David Kordansky

William E. Jones

11 Jan - 22 Feb 2014

© William E. Jones
The most beautiful world is like a heap of rubble, tossed down in confusion., 2013
archival solvent ink on paper
3 panels, each: 64 x 58.66 inches (162.6 x 149 cm), unique
Heraclitus Fragment 124, Automatically Illustrated
11 January — 22 February 2014

David Kordansky Gallery is very pleased to announce Heraclitus Fragment 124, Automatically Illustrated, an exhibition of new work by William E. Jones. The show will open on January 11 and run through February 22, 2014. An opening reception will be held on Saturday, January 11 from 6:00 until 9:00pm. Prior to the opening, at 5:00pm, the artist will give a talk, Heraclitus in Limbo, with Richard Fletcher, Associate Professor of Classics at The Ohio State University. The exhibition is accompanied by an illustrated book, Flesh and the Cosmos, with essays by the artist, Fletcher, and renowned Classicist Jonathan Barnes.

Over the course of more than two decades, William E. Jones has created films, videos, photographs, prints and texts that reorganize and recontextualize archival materials of all kinds. He combines research with formal experimentation, revealing the passions and sublimated political forces at work in documents of the state, forgotten or overlooked popular media, and official (and unofficial) visual histories.

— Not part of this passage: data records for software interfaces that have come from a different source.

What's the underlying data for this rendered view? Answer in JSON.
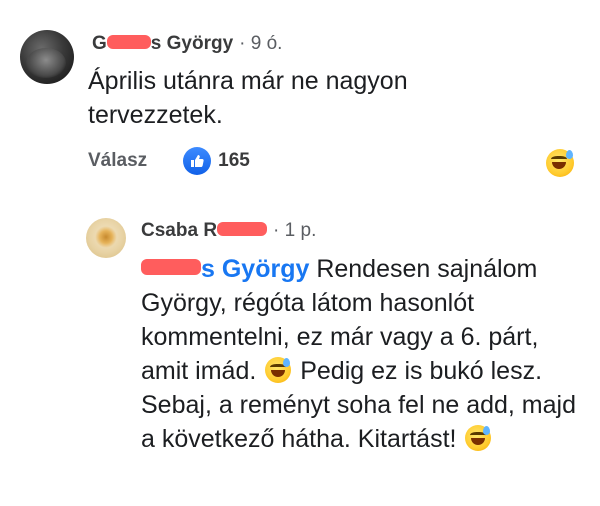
{
  "comment1": {
    "author_visible_start": "G",
    "author_visible_end": "s György",
    "time": "· 9 ó.",
    "text": "Április utánra már ne nagyon tervezzetek.",
    "reply_label": "Válasz",
    "like_count": "165",
    "reaction_icon": "grinning-sweat-emoji"
  },
  "comment2": {
    "author_first": "Csaba",
    "author_visible_partial": "R",
    "time": "· 1 p.",
    "mention_visible_end": "s György",
    "text_parts": [
      " Rendesen sajnálom György, régóta látom hasonlót kommentelni, ez már vagy a 6. párt, amit imád. ",
      " Pedig ez is bukó lesz. Sebaj, a reményt soha fel ne add, majd a következő hátha. Kitartást! "
    ],
    "emoji_icon": "grinning-sweat-emoji"
  },
  "colors": {
    "mention": "#1877f2",
    "like_blue": "#1161e8",
    "redaction": "#ff5d5d"
  }
}
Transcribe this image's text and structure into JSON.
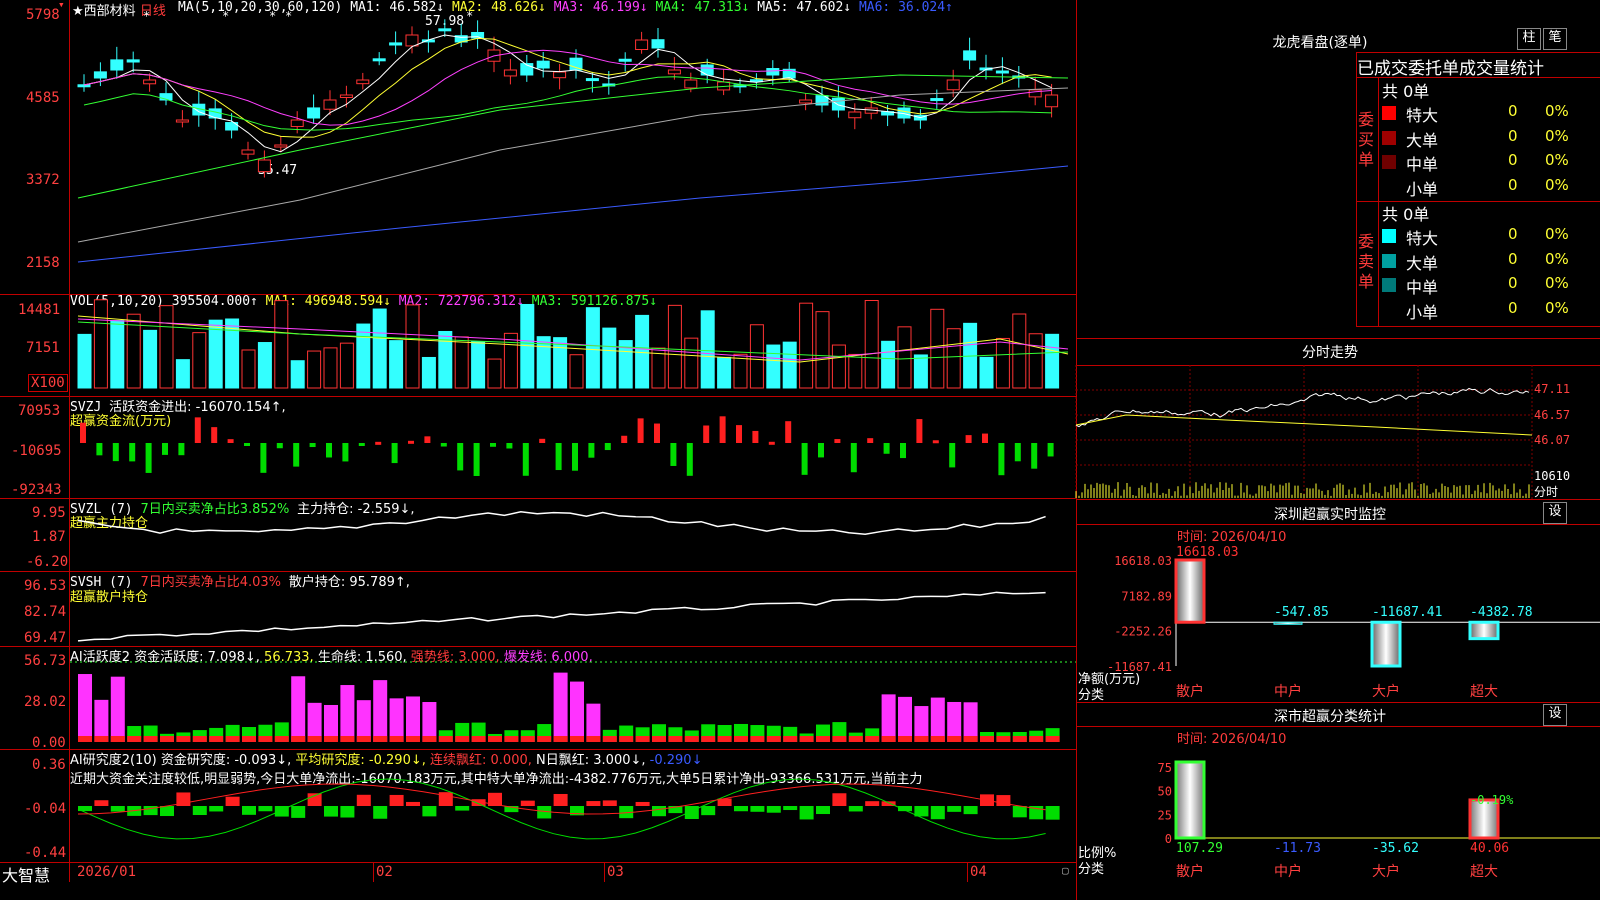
{
  "stock": {
    "star": "★",
    "name": "西部材料",
    "period": "日线"
  },
  "ma_header": {
    "label": "MA(5,10,20,30,60,120)",
    "ma1": "MA1: 46.582↓",
    "ma2": "MA2: 48.626↓",
    "ma3": "MA3: 46.199↓",
    "ma4": "MA4: 47.313↓",
    "ma5": "MA5: 47.602↓",
    "ma6": "MA6: 36.024↑"
  },
  "price_axis": [
    "5798",
    "4585",
    "3372",
    "2158"
  ],
  "price_annotations": {
    "high": "57.98",
    "low": "35.47"
  },
  "vol_header": {
    "label": "VOL(5,10,20)",
    "value": "395504.000↑",
    "ma1": "MA1: 496948.594↓",
    "ma2": "MA2: 722796.312↓",
    "ma3": "MA3: 591126.875↓"
  },
  "vol_axis": [
    "14481",
    "7151",
    "X100"
  ],
  "svzj": {
    "label": "SVZJ",
    "title": "活跃资金进出: -16070.154↑,",
    "subtitle": "超赢资金流(万元)",
    "axis": [
      "70953",
      "-10695",
      "-92343"
    ]
  },
  "svzl": {
    "label": "SVZL (7)",
    "ratio": "7日内买卖净占比3.852%",
    "pos": "主力持仓: -2.559↓,",
    "subtitle": "超赢主力持仓",
    "axis": [
      "9.95",
      "1.87",
      "-6.20"
    ]
  },
  "svsh": {
    "label": "SVSH (7)",
    "ratio": "7日内买卖净占比4.03%",
    "pos": "散户持仓: 95.789↑,",
    "subtitle": "超赢散户持仓",
    "axis": [
      "96.53",
      "82.74",
      "69.47"
    ]
  },
  "ai_active": {
    "label": "AI活跃度2",
    "act": "资金活跃度: 7.098↓,",
    "v2": "56.733,",
    "life": "生命线: 1.560,",
    "strong": "强势线: 3.000,",
    "burst": "爆发线: 6.000,",
    "axis": [
      "56.73",
      "28.02",
      "0.00"
    ]
  },
  "ai_research": {
    "label": "AI研究度2(10)",
    "res": "资金研究度: -0.093↓,",
    "avg": "平均研究度: -0.290↓,",
    "cont": "连续飘红: 0.000,",
    "nred": "N日飘红: 3.000↓,",
    "neg": "-0.290↓",
    "axis": [
      "0.36",
      "-0.04",
      "-0.44"
    ]
  },
  "comment": "近期大资金关注度较低,明显弱势,今日大单净流出:-16070.183万元,其中特大单净流出:-4382.776万元,大单5日累计净出-93366.531万元,当前主力",
  "date_axis": [
    "2026/01",
    "02",
    "03",
    "04"
  ],
  "footer_brand": "大智慧",
  "dragon": {
    "title": "龙虎看盘(逐单)",
    "btn1": "柱",
    "btn2": "笔",
    "header": "已成交委托单成交量统计",
    "buy_label": "委买单",
    "sell_label": "委卖单",
    "buy_total": "共 0单",
    "sell_total": "共 0单",
    "buy_rows": [
      {
        "name": "特大",
        "num": "0",
        "pct": "0%",
        "color": "#ff0000"
      },
      {
        "name": "大单",
        "num": "0",
        "pct": "0%",
        "color": "#a00000"
      },
      {
        "name": "中单",
        "num": "0",
        "pct": "0%",
        "color": "#700000"
      },
      {
        "name": "小单",
        "num": "0",
        "pct": "0%",
        "color": ""
      }
    ],
    "sell_rows": [
      {
        "name": "特大",
        "num": "0",
        "pct": "0%",
        "color": "#00ffff"
      },
      {
        "name": "大单",
        "num": "0",
        "pct": "0%",
        "color": "#00a0a0"
      },
      {
        "name": "中单",
        "num": "0",
        "pct": "0%",
        "color": "#007a7a"
      },
      {
        "name": "小单",
        "num": "0",
        "pct": "0%",
        "color": ""
      }
    ]
  },
  "intraday": {
    "title": "分时走势",
    "axis": [
      "47.11",
      "46.57",
      "46.07"
    ],
    "vol_axis": "10610",
    "unit": "分时"
  },
  "sz_monitor": {
    "title": "深圳超赢实时监控",
    "btn": "设",
    "time": "时间: 2026/04/10",
    "axis": [
      "16618.03",
      "7182.89",
      "-2252.26",
      "-11687.41"
    ],
    "unit_line1": "净额(万元)",
    "unit_line2": "分类",
    "categories": [
      "散户",
      "中户",
      "大户",
      "超大"
    ],
    "values": [
      16618.03,
      -547.85,
      -11687.41,
      -4382.78
    ],
    "labels": [
      "16618.03",
      "-547.85",
      "-11687.41",
      "-4382.78"
    ]
  },
  "sz_stats": {
    "title": "深市超赢分类统计",
    "btn": "设",
    "time": "时间: 2026/04/10",
    "axis": [
      "75",
      "50",
      "25",
      "0"
    ],
    "unit_line1": "比例%",
    "unit_line2": "分类",
    "categories": [
      "散户",
      "中户",
      "大户",
      "超大"
    ],
    "values": [
      107.29,
      -11.73,
      -35.62,
      40.06
    ],
    "labels": [
      "107.29",
      "-11.73",
      "-35.62",
      "40.06"
    ],
    "annotation": "-0.19%"
  },
  "colors": {
    "up": "#ff3333",
    "down": "#33ffff",
    "border": "#c00000"
  }
}
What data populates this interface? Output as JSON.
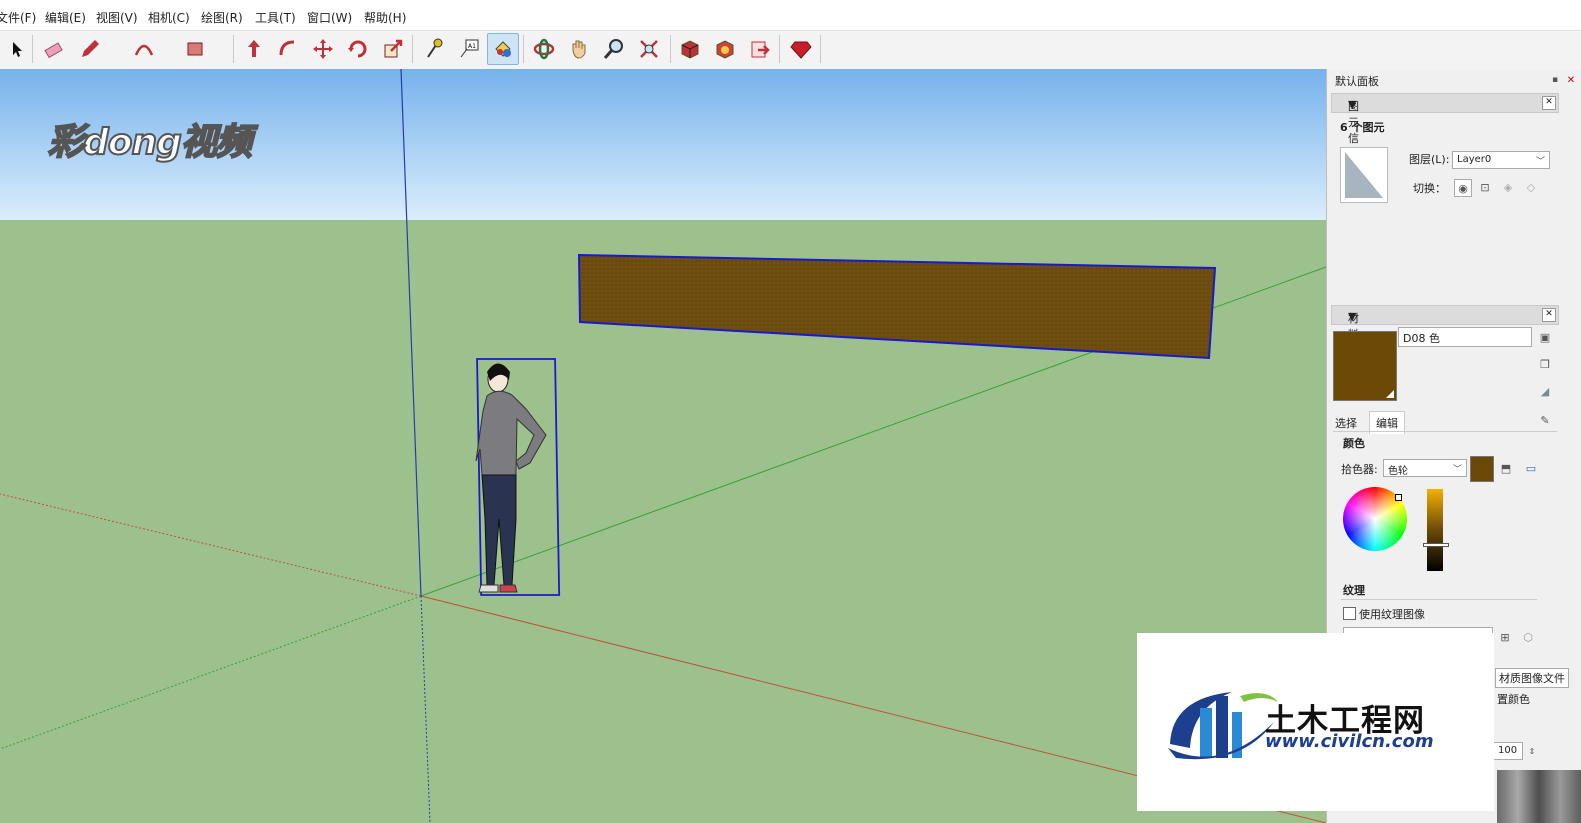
{
  "menu": {
    "items": [
      "文件(F)",
      "编辑(E)",
      "视图(V)",
      "相机(C)",
      "绘图(R)",
      "工具(T)",
      "窗口(W)",
      "帮助(H)"
    ]
  },
  "toolbar": {
    "tools": [
      "select-tool",
      "eraser-tool",
      "pencil-tool",
      "arc-tool",
      "rectangle-tool",
      "push-pull-tool",
      "follow-me-tool",
      "move-tool",
      "rotate-tool",
      "scale-tool",
      "tape-measure-tool",
      "text-tool",
      "paint-bucket-tool",
      "orbit-tool",
      "pan-tool",
      "zoom-tool",
      "zoom-extents-tool",
      "warehouse-tool",
      "extension-warehouse-tool",
      "send-to-layout-tool",
      "ruby-console-tool"
    ],
    "active_tool": "paint-bucket-tool"
  },
  "viewport": {
    "sky_color_top": "#75b2ec",
    "sky_color_bottom": "#dceefb",
    "ground_color": "#9dc18d",
    "wall_color": "#6b4c0e",
    "selection_color": "#1a1acc",
    "watermark": "彩dong视频"
  },
  "logo": {
    "name": "土木工程网",
    "url": "www.civilcn.com"
  },
  "tray": {
    "title": "默认面板",
    "entity_info": {
      "header": "图元信息",
      "summary": "6 个图元",
      "layer_label": "图层(L):",
      "layer_value": "Layer0",
      "toggle_label": "切换："
    },
    "materials": {
      "header": "材料",
      "material_name": "D08 色",
      "swatch_color": "#6b4a08",
      "tabs": [
        "选择",
        "编辑"
      ],
      "active_tab": "编辑",
      "color_section": "颜色",
      "picker_label": "拾色器:",
      "picker_value": "色轮",
      "texture_section": "纹理",
      "use_texture_label": "使用纹理图像",
      "use_texture_checked": false,
      "tooltip_fragment": "材质图像文件",
      "reset_fragment": "置颜色",
      "opacity_value": "100"
    }
  }
}
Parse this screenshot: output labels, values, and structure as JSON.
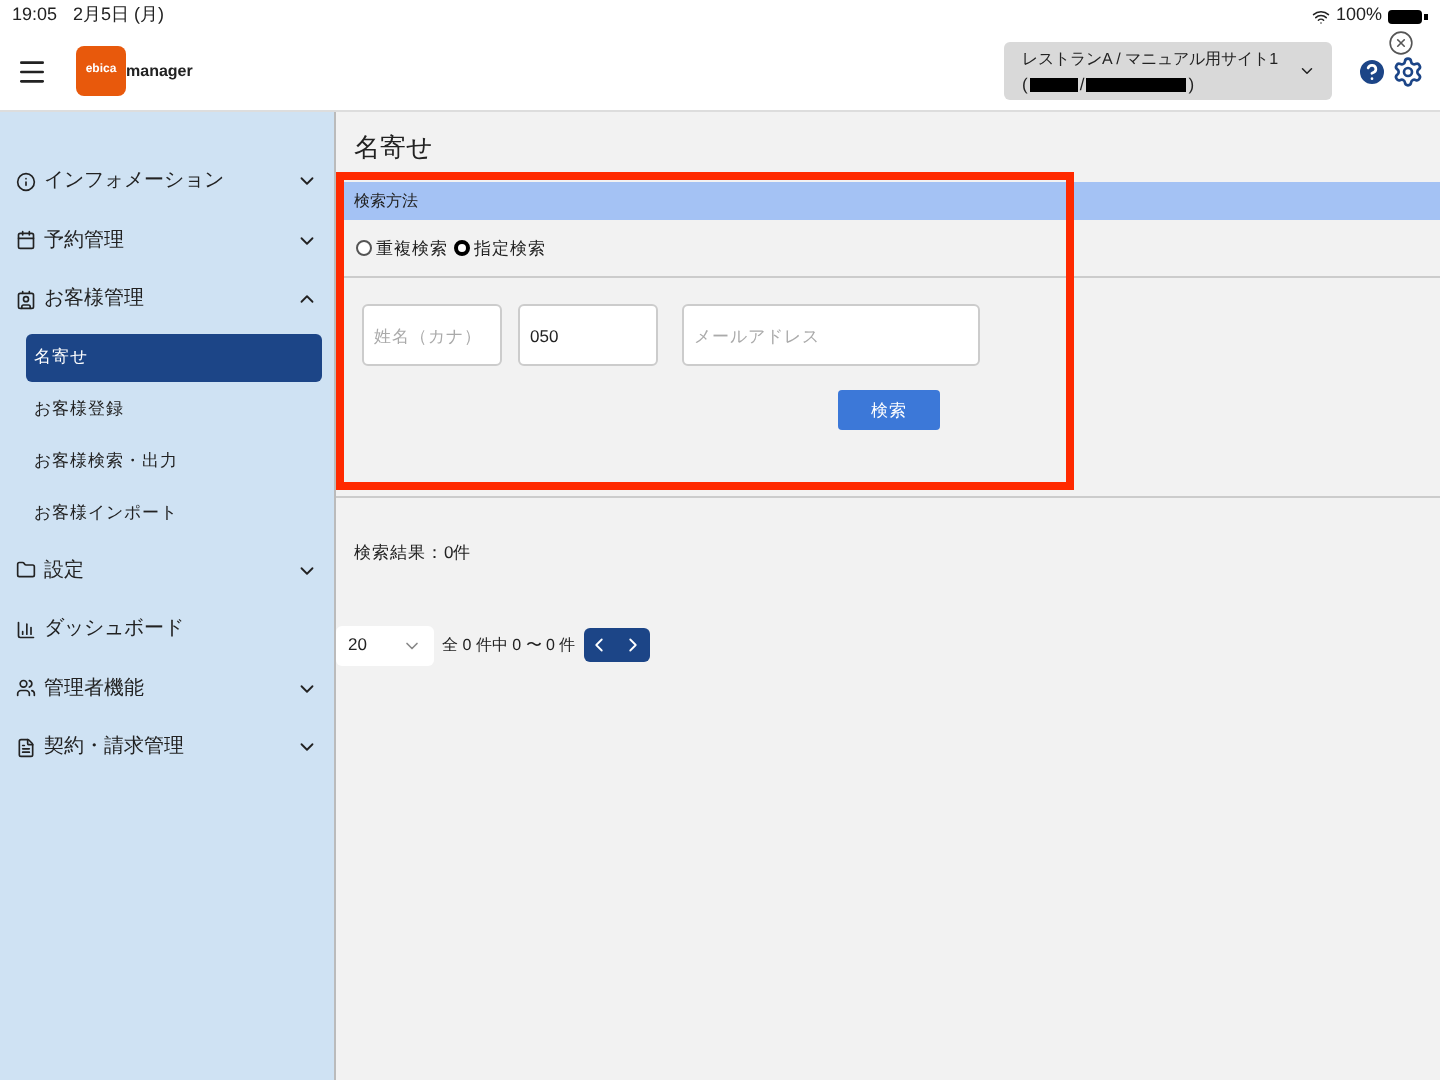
{
  "status_bar": {
    "time": "19:05",
    "date": "2月5日 (月)",
    "battery": "100%"
  },
  "header": {
    "logo_badge": "ebica",
    "logo_text": "manager",
    "site_selector": {
      "label": "レストランA / マニュアル用サイト1",
      "detail_open": "(",
      "detail_sep": "/",
      "detail_close": ")"
    }
  },
  "sidebar": {
    "items": [
      {
        "kind": "group",
        "label": "インフォメーション",
        "expanded": false
      },
      {
        "kind": "group",
        "label": "予約管理",
        "expanded": false
      },
      {
        "kind": "group",
        "label": "お客様管理",
        "expanded": true,
        "children": [
          {
            "label": "名寄せ",
            "selected": true
          },
          {
            "label": "お客様登録",
            "selected": false
          },
          {
            "label": "お客様検索・出力",
            "selected": false
          },
          {
            "label": "お客様インポート",
            "selected": false
          }
        ]
      },
      {
        "kind": "group",
        "label": "設定",
        "expanded": false
      },
      {
        "kind": "link",
        "label": "ダッシュボード"
      },
      {
        "kind": "group",
        "label": "管理者機能",
        "expanded": false
      },
      {
        "kind": "group",
        "label": "契約・請求管理",
        "expanded": false
      }
    ]
  },
  "main": {
    "title": "名寄せ",
    "section_title": "検索方法",
    "search_modes": [
      {
        "label": "重複検索",
        "selected": false
      },
      {
        "label": "指定検索",
        "selected": true
      }
    ],
    "fields": [
      {
        "placeholder": "姓名（カナ）"
      },
      {
        "value": "050"
      },
      {
        "placeholder": "メールアドレス"
      }
    ],
    "search_button": "検索",
    "result_text": "検索結果：0件",
    "pagination": {
      "page_size": "20",
      "summary": "全 0 件中 0 〜 0 件"
    }
  }
}
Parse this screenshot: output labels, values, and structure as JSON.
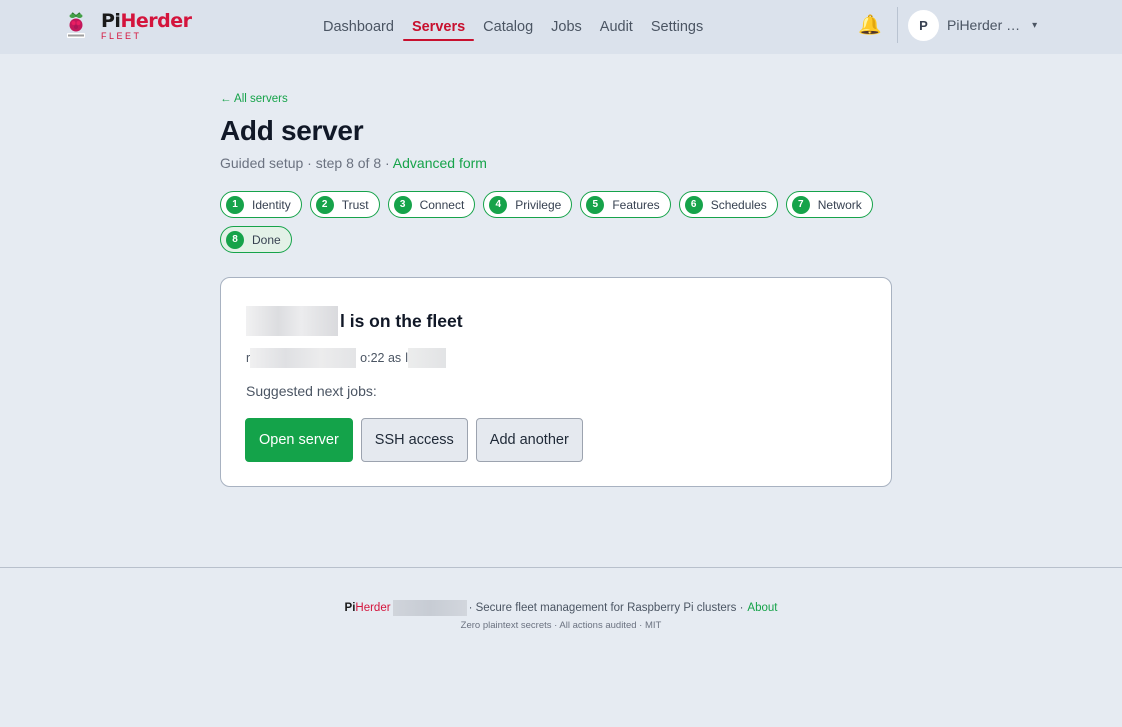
{
  "app": {
    "logo_pi": "Pi",
    "logo_herder": "Herder",
    "logo_sub": "FLEET"
  },
  "nav": {
    "items": [
      {
        "label": "Dashboard",
        "active": false
      },
      {
        "label": "Servers",
        "active": true
      },
      {
        "label": "Catalog",
        "active": false
      },
      {
        "label": "Jobs",
        "active": false
      },
      {
        "label": "Audit",
        "active": false
      },
      {
        "label": "Settings",
        "active": false
      }
    ]
  },
  "header": {
    "bell_icon": "🔔",
    "user_initial": "P",
    "user_name": "PiHerder …",
    "caret": "▾"
  },
  "page": {
    "back_link": "← All servers",
    "title": "Add server",
    "subtitle_prefix": "Guided setup · step 8 of 8 · ",
    "advanced_link": "Advanced form"
  },
  "steps": [
    {
      "num": "1",
      "label": "Identity"
    },
    {
      "num": "2",
      "label": "Trust"
    },
    {
      "num": "3",
      "label": "Connect"
    },
    {
      "num": "4",
      "label": "Privilege"
    },
    {
      "num": "5",
      "label": "Features"
    },
    {
      "num": "6",
      "label": "Schedules"
    },
    {
      "num": "7",
      "label": "Network"
    },
    {
      "num": "8",
      "label": "Done"
    }
  ],
  "card": {
    "heading_suffix": "l is on the fleet",
    "addr_prefix": "r",
    "addr_port": "o:22 as",
    "addr_user_prefix": "l",
    "suggest_label": "Suggested next jobs:",
    "buttons": {
      "open_server": "Open server",
      "ssh_access": "SSH access",
      "add_another": "Add another"
    }
  },
  "footer": {
    "pi": "Pi",
    "herder": "Herder",
    "tagline": "· Secure fleet management for Raspberry Pi clusters ·",
    "about": "About",
    "line2": "Zero plaintext secrets · All actions audited · MIT"
  },
  "colors": {
    "brand_red": "#c8102e",
    "accent_green": "#16a34a",
    "background": "#e6ebf2",
    "topbar": "#dbe2ec"
  }
}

Heraclitus Fragment 124, Automatically Illustrated is the latest of Jones's projects in which he mines the aleatory possibilities of the Internet to assign imagery to existing literary texts. For the first time, however, he turns to an ancient source: a single, one-line fragment by the pre-Socratic Greek philosopher Heraclitus (c. 535 – c. 475 BC).

The exhibition consists of six print-based works, made up of anywhere from one to five panels. To produce them, Jones entered six different translations (executed by a range of scholars and writers including Martin Heidegger) of the Heraclitus fragment into Google Image Search. Aside from refining the search to images of a particular size, he did not select or otherwise edit the results: each work includes all of the images automatically associated with the text of one translation, arranged in grids. Horizontal images alternate with vertical ones. When the search returns more images of one format than the other, the string of "leftover" images appears without alternation at the end of the sequence.

Subtle distinctions between translations bring back dramatically different results. For instance, the largest work in the show includes hundreds of images, while the smallest includes only one. In addition to the strangeness, beauty, and banality that define these images, the viewer is left to confront a kind of conceptual negative space, a ghostly snapshot of the algorithms employed by Google to organize visual information.

Jones's brand of automatic illustration creates the conditions for the Internet to narrate what he describes as the "unspoken manias and taboos of contemporary society," reformulating the Surrealist practice of automatic writing for a digital age. The project also takes on the inherently fraught nature of translation (both between languages and between media), and poses questions about the status of authorship in contemporary culture. Jones, via Heraclitus and his translators, provides a structure through which to view a seemingly random grouping of images, themselves created by an unwitting collaboration of anonymous and disembodied cultural producers whose pictures have found their way online. As such, the show sheds light on the ways in which the intellectual production of an entire society can be instrumentalized, for economic benefit, in the name of technology and power.

In 2013, William E. Jones was the subject of recent solo exhibitions at the Saint Louis Art Museum and the Wexner Center for the Arts, Columbus, OH. His work has also been featured in solo exhibitions and programs at the Museum of Modern Art, New York; Anthology Film Archives, New York; ar/ge kunst Gallery Museum, Bolzano, Italy; and Tate Modern, London, among others. Recent group exhibitions include The Past is Present, Museum of Contemporary Art Detroit; Les Dérives de l'imaginaire, Palais de Tokyo, Paris; More American Photographs, CCA Wattis Institute for Contemporary Arts, San Francisco, Wexner Center for the Arts, Columbus, OH and California Museum of Photography, University of California, Riverside; Desire, Bergen Kunstmuseum, Norway; RAY 2012 Fotografieprojekte Frankfurt/RheinMain, MMK Museum für Moderne Kunst, Frankfurt; "Untitled" (Death by Gun), 12th Istanbul Biennial; Time Again, SculptureCenter, New York; and The Spectacular of Vernacular, Walker Art Center, Minneapolis. Earlier this year he curated Imitation of Christ at the Hammer Museum, Los Angeles; the book that accompanied the exhibition, published by MACK, was recently named by Time as one of the best photo books of 2013.

Tags: William E. Jones